The only evidence that Takot Ako, Eh! could not have been made by just anyone with the right money and resources lies in one extremely exclusive instance. This would take a whole lot of paring down and possibly a radical revision of the exposition, but if our point of reference is Halimaw, then you’d now have the best installment available for that omnibus product. I’m referring to the subplot involving Caridad Sanchez as a way-out househelp, not quite in her right mind yet not quite obtrusive enough to arouse anyone’s suspicions. Before the time machine brings back the Nora Aunor character it first spews out Dracula (a wonderfully with-it Richard Merck), who like all the previous males on the scene doesn’t really fall for the maid’s advances, but, unlike the rest, doesn’t have the advantage of remaining intact during daytime and going without blood. When Sanchez starts turning on the charm for her captive lover, all hell, for him at least, breaks loose, and one wishes for the most part that the final Countdown hadn’t been sooner. And to return to where we started: wasn’t this the kind of role – the maid, I mean in particular – that Nora Aunor became famous for? A character performer like Caridad Sanchez can think of nothing about shifting from serious to comic interpretations within more or less similar characterizations (check out two temporally disparate Lino Brocka films, Santiago and Ano ang Kulay ng Mukha ng Diyos?, plus her critically underrated salvo in Marilou Diaz-Abaya’s Alyas Baby Tsina, for a sober accounting of the lady’s prowess); on the other hand, a Nora Aunor can only work on a highly involved plane of acting, in fact as in film. Forced to a distance (considering her bygone stature as the superstar of Cebuano cinema), Sanchez takes full advantage by playing to the hilt, damn the consequences, and involves everyone else in her having fun even at her own expense; Nora Aunor offers a weak substitute of herself, four of them in fact, and politely takes her place in the background.
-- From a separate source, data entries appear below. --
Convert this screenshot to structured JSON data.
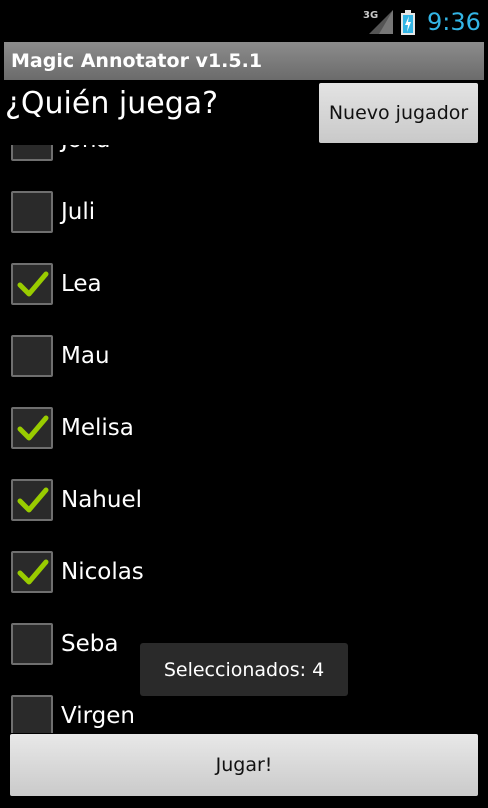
{
  "status_bar": {
    "network": "3G",
    "time": "9:36",
    "time_color": "#33b5e5",
    "signal_icon": "signal-icon",
    "battery_icon": "battery-charging-icon"
  },
  "app": {
    "title": "Magic Annotator v1.5.1"
  },
  "header": {
    "question": "¿Quién juega?",
    "new_player_label": "Nuevo jugador"
  },
  "players": [
    {
      "name": "Joña",
      "checked": false
    },
    {
      "name": "Juli",
      "checked": false
    },
    {
      "name": "Lea",
      "checked": true
    },
    {
      "name": "Mau",
      "checked": false
    },
    {
      "name": "Melisa",
      "checked": true
    },
    {
      "name": "Nahuel",
      "checked": true
    },
    {
      "name": "Nicolas",
      "checked": true
    },
    {
      "name": "Seba",
      "checked": false
    },
    {
      "name": "Virgen",
      "checked": false
    }
  ],
  "toast": {
    "text": "Seleccionados: 4"
  },
  "footer": {
    "play_label": "Jugar!"
  },
  "colors": {
    "check_green": "#99cc00",
    "accent_blue": "#33b5e5"
  }
}
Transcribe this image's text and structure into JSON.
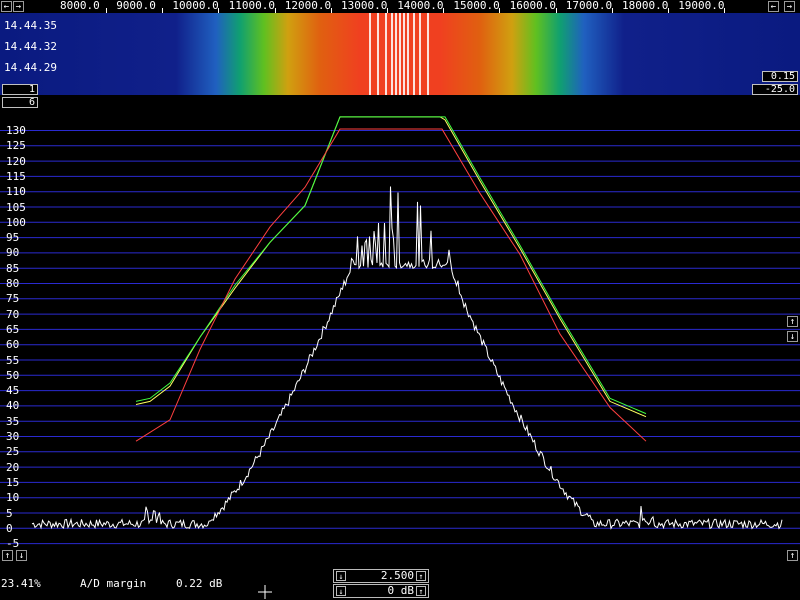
{
  "freq_axis": {
    "labels": [
      "8000.0",
      "9000.0",
      "10000.0",
      "11000.0",
      "12000.0",
      "13000.0",
      "14000.0",
      "15000.0",
      "16000.0",
      "17000.0",
      "18000.0",
      "19000.0"
    ]
  },
  "waterfall": {
    "times": [
      "14.44.35",
      "14.44.32",
      "14.44.29"
    ],
    "left_value": "1",
    "right_top_value": "0.15",
    "right_bottom_value": "-25.0"
  },
  "spectrum": {
    "top_left_value": "6",
    "y_ticks": [
      "130",
      "125",
      "120",
      "115",
      "110",
      "105",
      "100",
      "95",
      "90",
      "85",
      "80",
      "75",
      "70",
      "65",
      "60",
      "55",
      "50",
      "45",
      "40",
      "35",
      "30",
      "25",
      "20",
      "15",
      "10",
      "5",
      "0",
      "-5"
    ],
    "colors": {
      "grid": "#2a2ad0",
      "white": "#ffffff",
      "green": "#40ff40",
      "yellow": "#ffff60",
      "red": "#ff4040"
    }
  },
  "status": {
    "percent": "23.41%",
    "ad_margin_label": "A/D margin",
    "ad_margin_value": "0.22 dB"
  },
  "controls": {
    "gain_value": "2.500",
    "offset_value": "0 dB"
  },
  "icons": {
    "left_arrow": "←",
    "right_arrow": "→",
    "up_arrow": "↑",
    "down_arrow": "↓"
  }
}
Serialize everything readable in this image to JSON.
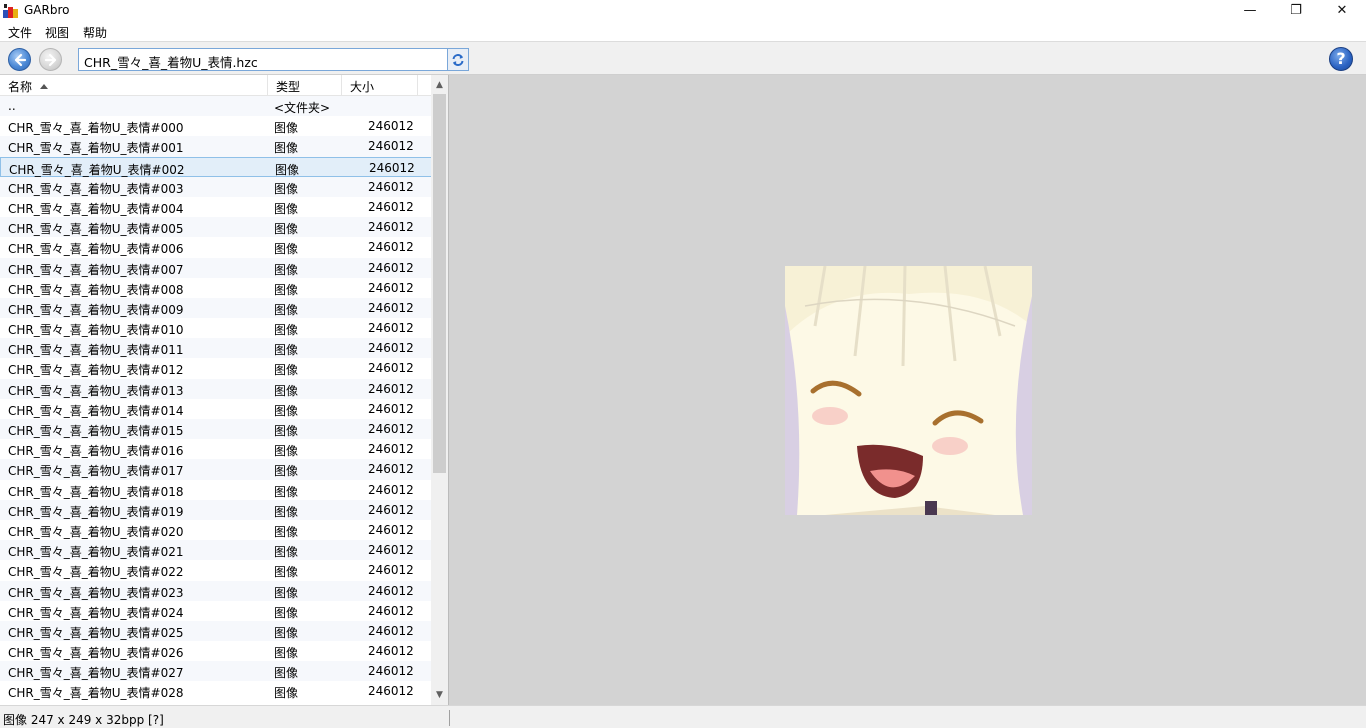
{
  "window": {
    "title": "GARbro",
    "minimize_glyph": "—",
    "maximize_glyph": "❐",
    "close_glyph": "✕"
  },
  "menu": {
    "items": [
      "文件",
      "视图",
      "帮助"
    ]
  },
  "toolbar": {
    "path": "CHR_雪々_喜_着物U_表情.hzc",
    "help_label": "?"
  },
  "list": {
    "headers": {
      "name": "名称",
      "type": "类型",
      "size": "大小"
    },
    "sort": {
      "column": "name",
      "direction": "ascending"
    },
    "parent_row": {
      "name": "..",
      "type": "<文件夹>",
      "size": ""
    },
    "selected_index": 2,
    "rows": [
      {
        "name": "CHR_雪々_喜_着物U_表情#000",
        "type": "图像",
        "size": "246012"
      },
      {
        "name": "CHR_雪々_喜_着物U_表情#001",
        "type": "图像",
        "size": "246012"
      },
      {
        "name": "CHR_雪々_喜_着物U_表情#002",
        "type": "图像",
        "size": "246012"
      },
      {
        "name": "CHR_雪々_喜_着物U_表情#003",
        "type": "图像",
        "size": "246012"
      },
      {
        "name": "CHR_雪々_喜_着物U_表情#004",
        "type": "图像",
        "size": "246012"
      },
      {
        "name": "CHR_雪々_喜_着物U_表情#005",
        "type": "图像",
        "size": "246012"
      },
      {
        "name": "CHR_雪々_喜_着物U_表情#006",
        "type": "图像",
        "size": "246012"
      },
      {
        "name": "CHR_雪々_喜_着物U_表情#007",
        "type": "图像",
        "size": "246012"
      },
      {
        "name": "CHR_雪々_喜_着物U_表情#008",
        "type": "图像",
        "size": "246012"
      },
      {
        "name": "CHR_雪々_喜_着物U_表情#009",
        "type": "图像",
        "size": "246012"
      },
      {
        "name": "CHR_雪々_喜_着物U_表情#010",
        "type": "图像",
        "size": "246012"
      },
      {
        "name": "CHR_雪々_喜_着物U_表情#011",
        "type": "图像",
        "size": "246012"
      },
      {
        "name": "CHR_雪々_喜_着物U_表情#012",
        "type": "图像",
        "size": "246012"
      },
      {
        "name": "CHR_雪々_喜_着物U_表情#013",
        "type": "图像",
        "size": "246012"
      },
      {
        "name": "CHR_雪々_喜_着物U_表情#014",
        "type": "图像",
        "size": "246012"
      },
      {
        "name": "CHR_雪々_喜_着物U_表情#015",
        "type": "图像",
        "size": "246012"
      },
      {
        "name": "CHR_雪々_喜_着物U_表情#016",
        "type": "图像",
        "size": "246012"
      },
      {
        "name": "CHR_雪々_喜_着物U_表情#017",
        "type": "图像",
        "size": "246012"
      },
      {
        "name": "CHR_雪々_喜_着物U_表情#018",
        "type": "图像",
        "size": "246012"
      },
      {
        "name": "CHR_雪々_喜_着物U_表情#019",
        "type": "图像",
        "size": "246012"
      },
      {
        "name": "CHR_雪々_喜_着物U_表情#020",
        "type": "图像",
        "size": "246012"
      },
      {
        "name": "CHR_雪々_喜_着物U_表情#021",
        "type": "图像",
        "size": "246012"
      },
      {
        "name": "CHR_雪々_喜_着物U_表情#022",
        "type": "图像",
        "size": "246012"
      },
      {
        "name": "CHR_雪々_喜_着物U_表情#023",
        "type": "图像",
        "size": "246012"
      },
      {
        "name": "CHR_雪々_喜_着物U_表情#024",
        "type": "图像",
        "size": "246012"
      },
      {
        "name": "CHR_雪々_喜_着物U_表情#025",
        "type": "图像",
        "size": "246012"
      },
      {
        "name": "CHR_雪々_喜_着物U_表情#026",
        "type": "图像",
        "size": "246012"
      },
      {
        "name": "CHR_雪々_喜_着物U_表情#027",
        "type": "图像",
        "size": "246012"
      },
      {
        "name": "CHR_雪々_喜_着物U_表情#028",
        "type": "图像",
        "size": "246012"
      }
    ]
  },
  "status": {
    "text": "图像 247 x 249 x 32bpp [?]"
  },
  "colors": {
    "preview_background": "#d3d3d3",
    "selected_row": "#e2eef9",
    "accent_blue": "#2a62c2"
  },
  "icons": {
    "back": "arrow-left-icon",
    "forward": "arrow-right-icon",
    "refresh": "refresh-icon",
    "help": "help-icon",
    "app": "garbro-app-icon"
  }
}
Somewhere there’s a metaphor for the human capacity for excessive celebrity, and the sadness of losing a precious sort of genius when the condition begins to take its toll." - Joel David, National Midweek, 25 November 25, 1987 (READ MORE)